All these patents are pure business method patents since they seek to achieve business efficiency and profitability, either administratively or by enhancing customer services, using well-known principles of commerce. Though many of them are executed by computer programs, these programs arguably have no technical application and produce no tangible or concrete result. Even if it is assumed that these programs do have some ‘technical effect’, the ‘inventions’ are prima facie business methods and regardless of the result of the software they should not be granted protection.
Given that these methods fall under the ambit of Sec 3(k) there is no requirement of checking whether they are novel, non-obvious and involve an inventive step. Even if this enquiry is made, many business method patents, will fail to meet the basic requirements of patentability. In the patents mentioned above, checking the credibility of a subscriber or a client is common practice in the financial sector and is so intuitive in this field that no reasonable person would call this an ‘invention’. Also, given the first mover advantage and loyalty created by businesses, incentives for patents are not required for innovation. Also, as pointed out by the court in the Yahoo case, incentives are not required because the method itself ensures making more profits.

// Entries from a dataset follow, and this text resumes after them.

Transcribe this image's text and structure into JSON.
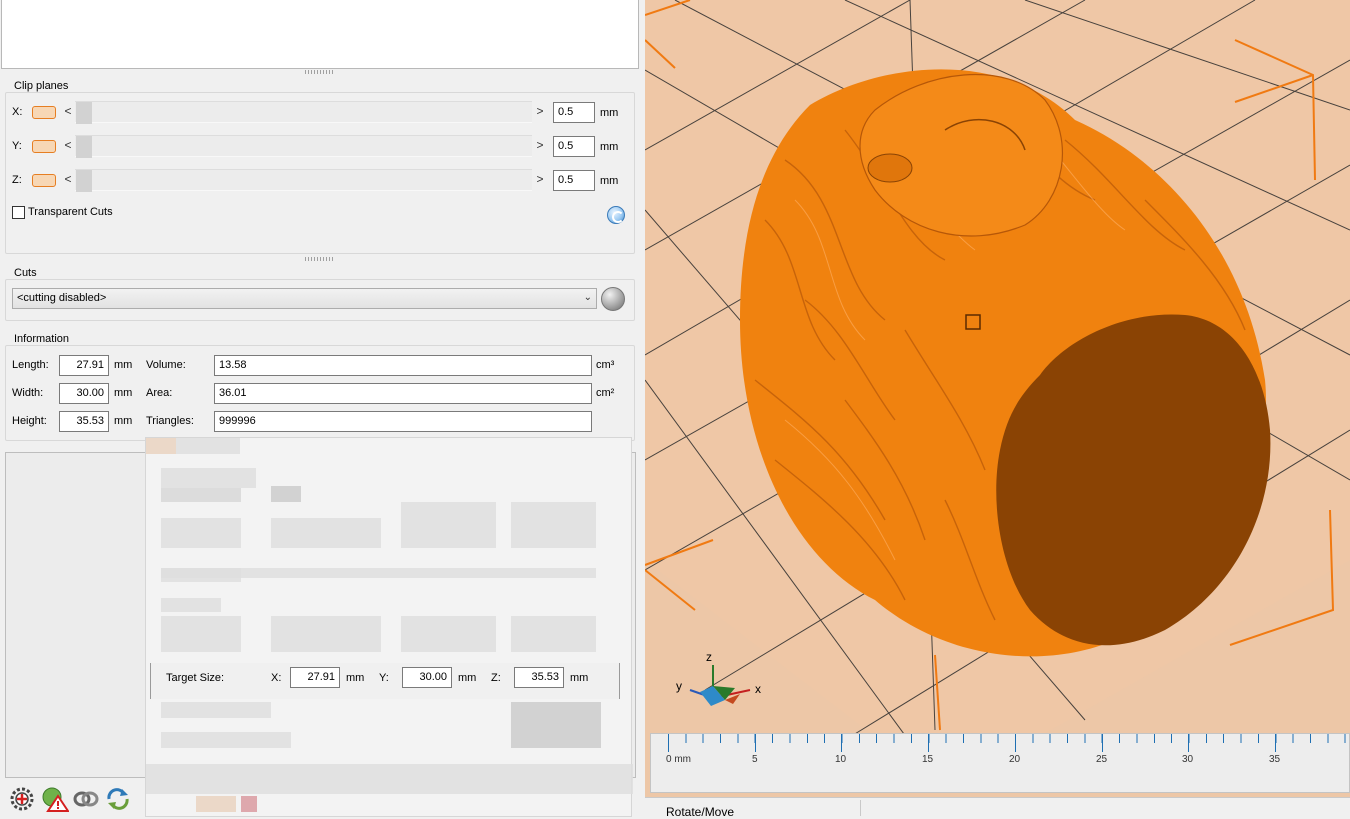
{
  "clip_planes": {
    "title": "Clip planes",
    "unit": "mm",
    "rows": [
      {
        "axis": "X:",
        "value": "0.5"
      },
      {
        "axis": "Y:",
        "value": "0.5"
      },
      {
        "axis": "Z:",
        "value": "0.5"
      }
    ],
    "left_arrow": "<",
    "right_arrow": ">",
    "transparent_cuts_label": "Transparent Cuts"
  },
  "cuts": {
    "title": "Cuts",
    "selected": "<cutting disabled>"
  },
  "information": {
    "title": "Information",
    "length_label": "Length:",
    "length_value": "27.91",
    "width_label": "Width:",
    "width_value": "30.00",
    "height_label": "Height:",
    "height_value": "35.53",
    "unit_mm": "mm",
    "volume_label": "Volume:",
    "volume_value": "13.58",
    "area_label": "Area:",
    "area_value": "36.01",
    "triangles_label": "Triangles:",
    "triangles_value": "999996",
    "unit_cm3": "cm³",
    "unit_cm2": "cm²"
  },
  "target_size": {
    "label": "Target Size:",
    "x_label": "X:",
    "x_value": "27.91",
    "y_label": "Y:",
    "y_value": "30.00",
    "z_label": "Z:",
    "z_value": "35.53",
    "unit": "mm"
  },
  "viewport": {
    "axis_labels": {
      "x": "x",
      "y": "y",
      "z": "z"
    },
    "ruler_labels": [
      "0 mm",
      "5",
      "10",
      "15",
      "20",
      "25",
      "30",
      "35"
    ],
    "model_color": "#f0820f",
    "cut_face_color": "#8a4304",
    "background_color": "#edc7a7"
  },
  "status_bar": {
    "mode": "Rotate/Move"
  },
  "icons": [
    "gear-icon",
    "warning-icon",
    "link-icon",
    "sync-icon",
    "refresh-icon",
    "globe-icon"
  ]
}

In addition to all these arguments, granting monopoly power to businesses runs counter to existing laws in India like the Competition Act, 2002. Though this Act makes an exception to ‘reasonable’ monopolies created due to ownership of intellectual property right, a patent to a business method in itself contradicts the very principles that the Competition Act is based on and hence may not be considered ‘reasonable’. Moreover, capturing markets and business opportunities with broadly worded patent claims, can result in eradication of small entrepreneurs and start-ups. This will naturally affect economic growth of the nation. Given the clear position of law and strong policy considerations against granting such patents, it is hoped that the Yahoo case will off-set the trend of granting business method patents and ensure stricter scrutiny of such applications (there are many pending applications that have been filed with regard to this subject matter)

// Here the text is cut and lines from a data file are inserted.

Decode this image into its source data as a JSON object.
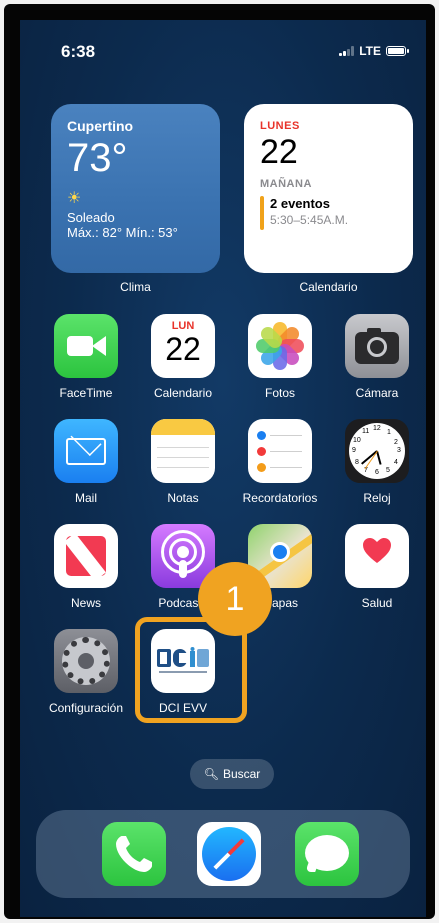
{
  "status_bar": {
    "time": "6:38",
    "network": "LTE"
  },
  "widgets": {
    "weather": {
      "city": "Cupertino",
      "temperature": "73°",
      "condition": "Soleado",
      "range": "Máx.: 82° Mín.: 53°",
      "label": "Clima"
    },
    "calendar": {
      "weekday": "LUNES",
      "day": "22",
      "section": "MAÑANA",
      "event_title": "2 eventos",
      "event_time": "5:30–5:45A.M.",
      "label": "Calendario"
    }
  },
  "apps": [
    {
      "label": "FaceTime",
      "icon": "facetime-icon"
    },
    {
      "label": "Calendario",
      "icon": "calendar-icon",
      "weekday": "LUN",
      "day": "22"
    },
    {
      "label": "Fotos",
      "icon": "photos-icon"
    },
    {
      "label": "Cámara",
      "icon": "camera-icon"
    },
    {
      "label": "Mail",
      "icon": "mail-icon"
    },
    {
      "label": "Notas",
      "icon": "notes-icon"
    },
    {
      "label": "Recordatorios",
      "icon": "reminders-icon"
    },
    {
      "label": "Reloj",
      "icon": "clock-icon",
      "clock_numbers": [
        "12",
        "1",
        "2",
        "3",
        "4",
        "5",
        "6",
        "7",
        "8",
        "9",
        "10",
        "11"
      ]
    },
    {
      "label": "News",
      "icon": "news-icon"
    },
    {
      "label": "Podcasts",
      "icon": "podcasts-icon"
    },
    {
      "label": "Mapas",
      "icon": "maps-icon"
    },
    {
      "label": "Salud",
      "icon": "health-icon"
    },
    {
      "label": "Configuración",
      "icon": "settings-icon"
    },
    {
      "label": "DCI EVV",
      "icon": "dci-evv-icon"
    }
  ],
  "annotation": {
    "step_number": "1",
    "color": "#f0a321"
  },
  "search": {
    "label": "Buscar",
    "icon": "search-icon"
  },
  "dock": [
    {
      "icon": "phone-icon"
    },
    {
      "icon": "safari-icon"
    },
    {
      "icon": "messages-icon"
    }
  ],
  "colors": {
    "wallpaper": "#0c2a4d",
    "accent_red": "#e8332a",
    "event_bar": "#f0a21a"
  }
}
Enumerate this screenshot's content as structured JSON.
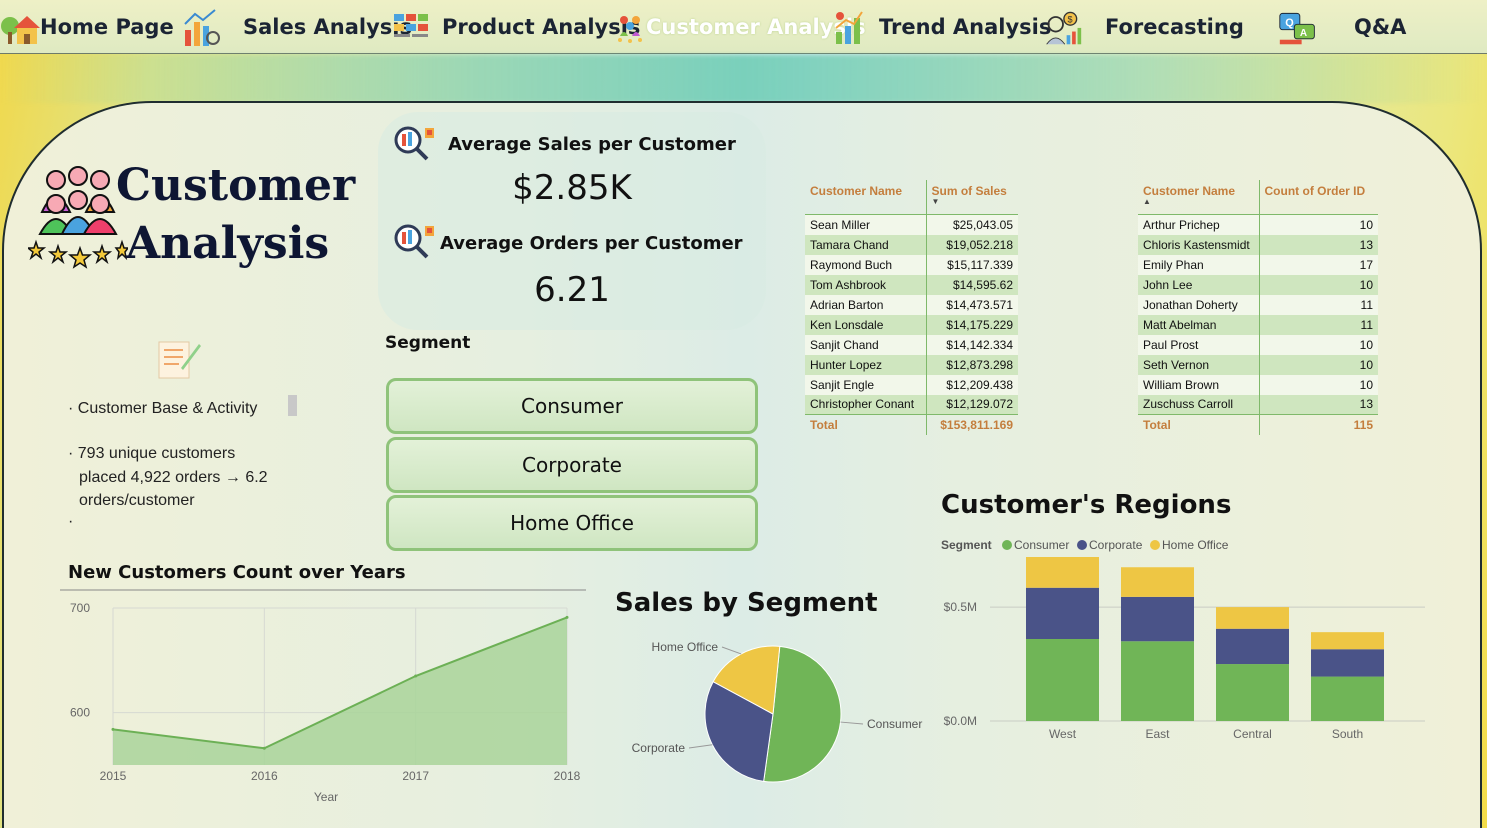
{
  "nav": {
    "items": [
      {
        "label": "Home Page",
        "icon": "house-icon"
      },
      {
        "label": "Sales Analysis",
        "icon": "bar-chart-icon"
      },
      {
        "label": "Product Analysis",
        "icon": "product-grid-icon"
      },
      {
        "label": "Customer Analysis",
        "icon": "people-group-icon",
        "active": true
      },
      {
        "label": "Trend Analysis",
        "icon": "trend-bars-icon"
      },
      {
        "label": "Forecasting",
        "icon": "analyst-icon"
      },
      {
        "label": "Q&A",
        "icon": "qa-chat-icon"
      }
    ]
  },
  "page": {
    "title_line1": "Customer",
    "title_line2": "Analysis"
  },
  "kpis": {
    "avg_sales_label": "Average Sales per Customer",
    "avg_sales_value": "$2.85K",
    "avg_orders_label": "Average Orders per Customer",
    "avg_orders_value": "6.21"
  },
  "segment_slicer": {
    "label": "Segment",
    "options": [
      "Consumer",
      "Corporate",
      "Home Office"
    ]
  },
  "notes": {
    "heading": "Customer Base & Activity",
    "line1": "793 unique customers",
    "line2": "placed 4,922 orders → 6.2",
    "line3": "orders/customer"
  },
  "sales_table": {
    "headers": [
      "Customer Name",
      "Sum of Sales"
    ],
    "rows": [
      [
        "Sean Miller",
        "$25,043.05"
      ],
      [
        "Tamara Chand",
        "$19,052.218"
      ],
      [
        "Raymond Buch",
        "$15,117.339"
      ],
      [
        "Tom Ashbrook",
        "$14,595.62"
      ],
      [
        "Adrian Barton",
        "$14,473.571"
      ],
      [
        "Ken Lonsdale",
        "$14,175.229"
      ],
      [
        "Sanjit Chand",
        "$14,142.334"
      ],
      [
        "Hunter Lopez",
        "$12,873.298"
      ],
      [
        "Sanjit Engle",
        "$12,209.438"
      ],
      [
        "Christopher Conant",
        "$12,129.072"
      ]
    ],
    "total_label": "Total",
    "total_value": "$153,811.169"
  },
  "orders_table": {
    "headers": [
      "Customer Name",
      "Count of Order ID"
    ],
    "rows": [
      [
        "Arthur Prichep",
        "10"
      ],
      [
        "Chloris Kastensmidt",
        "13"
      ],
      [
        "Emily Phan",
        "17"
      ],
      [
        "John Lee",
        "10"
      ],
      [
        "Jonathan Doherty",
        "11"
      ],
      [
        "Matt Abelman",
        "11"
      ],
      [
        "Paul Prost",
        "10"
      ],
      [
        "Seth Vernon",
        "10"
      ],
      [
        "William Brown",
        "10"
      ],
      [
        "Zuschuss Carroll",
        "13"
      ]
    ],
    "total_label": "Total",
    "total_value": "115"
  },
  "colors": {
    "consumer": "#70b557",
    "corporate": "#4a5388",
    "home_office": "#eec644",
    "area": "#a9d49a",
    "area_line": "#6cb055"
  },
  "chart_data": [
    {
      "id": "new_customers",
      "type": "area",
      "title": "New Customers Count over Years",
      "xlabel": "Year",
      "ylabel": "",
      "x": [
        2015,
        2016,
        2017,
        2018
      ],
      "values": [
        584,
        566,
        635,
        691
      ],
      "x_ticks": [
        "2015",
        "2016",
        "2017",
        "2018"
      ],
      "y_ticks": [
        "700",
        "600"
      ],
      "ylim": [
        550,
        700
      ]
    },
    {
      "id": "sales_by_segment",
      "type": "pie",
      "title": "Sales by Segment",
      "categories": [
        "Consumer",
        "Corporate",
        "Home Office"
      ],
      "values": [
        50.6,
        30.7,
        18.7
      ]
    },
    {
      "id": "customer_regions",
      "type": "bar",
      "title": "Customer's Regions",
      "legend_title": "Segment",
      "legend": [
        "Consumer",
        "Corporate",
        "Home Office"
      ],
      "categories": [
        "West",
        "East",
        "Central",
        "South"
      ],
      "series": [
        {
          "name": "Consumer",
          "values": [
            0.36,
            0.35,
            0.25,
            0.195
          ]
        },
        {
          "name": "Corporate",
          "values": [
            0.225,
            0.195,
            0.155,
            0.12
          ]
        },
        {
          "name": "Home Office",
          "values": [
            0.135,
            0.13,
            0.095,
            0.075
          ]
        }
      ],
      "y_ticks": [
        "$0.5M",
        "$0.0M"
      ],
      "ylim": [
        0,
        0.72
      ]
    }
  ]
}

 Yahoo v Asst. Controller of Patents and Rediff, OA/22/2010/PT/CH (hereinafter Yahoo v Controller of Patents).
Id., ¶ 1.
Id., ¶ 48.
 Patent No. 252951, Method for call control, Applicant: Huawei Technologies Co. Ltd., Date of Grant: 11/06/2012, Complete Specification ¶ 1.
Id., ¶ 1.
 Patent No. 217341, A Method and Computing System for Evaluating Credit risk rating, Applicant: Punjab National Bank, Date of Grant: 26/03/2008, Complete Specification ¶ 7.
Id. ¶ 7.
 Patent No. 240258, Fuel Composition Comprising Fuel and Lubrication Oil Composition, Applicant: Afton Chemical Corporation, Date of Grant: 30/04/2010.
Id., Complete Specification, ¶ 1.
Patent No. 221695, A computer system for analyzing data in connection with dispute, Applicant: Cybersettle.com.inc, Date of Grant: 01/07/2008, Complete Specification ¶ 1.
 See Patent No. 252220, Generating User Information for Use in Targeted Advertising, Applicant: Google, Date of Grant 2/5/2012; Patent No. 246483, Identifying and/or blocking ads such as document-specific competitive ads, Applicant: Google, Date of Grant 01/03/2011; Patent No. 246250 , Apparatus for determining prospective advertising hosts, Applicant: Google, Date of Grant 22/02/2011.
 See Yahoo v Controller of Patents, supra note 1, ¶ 41
 Sec 3(5), Competition Act, 2002.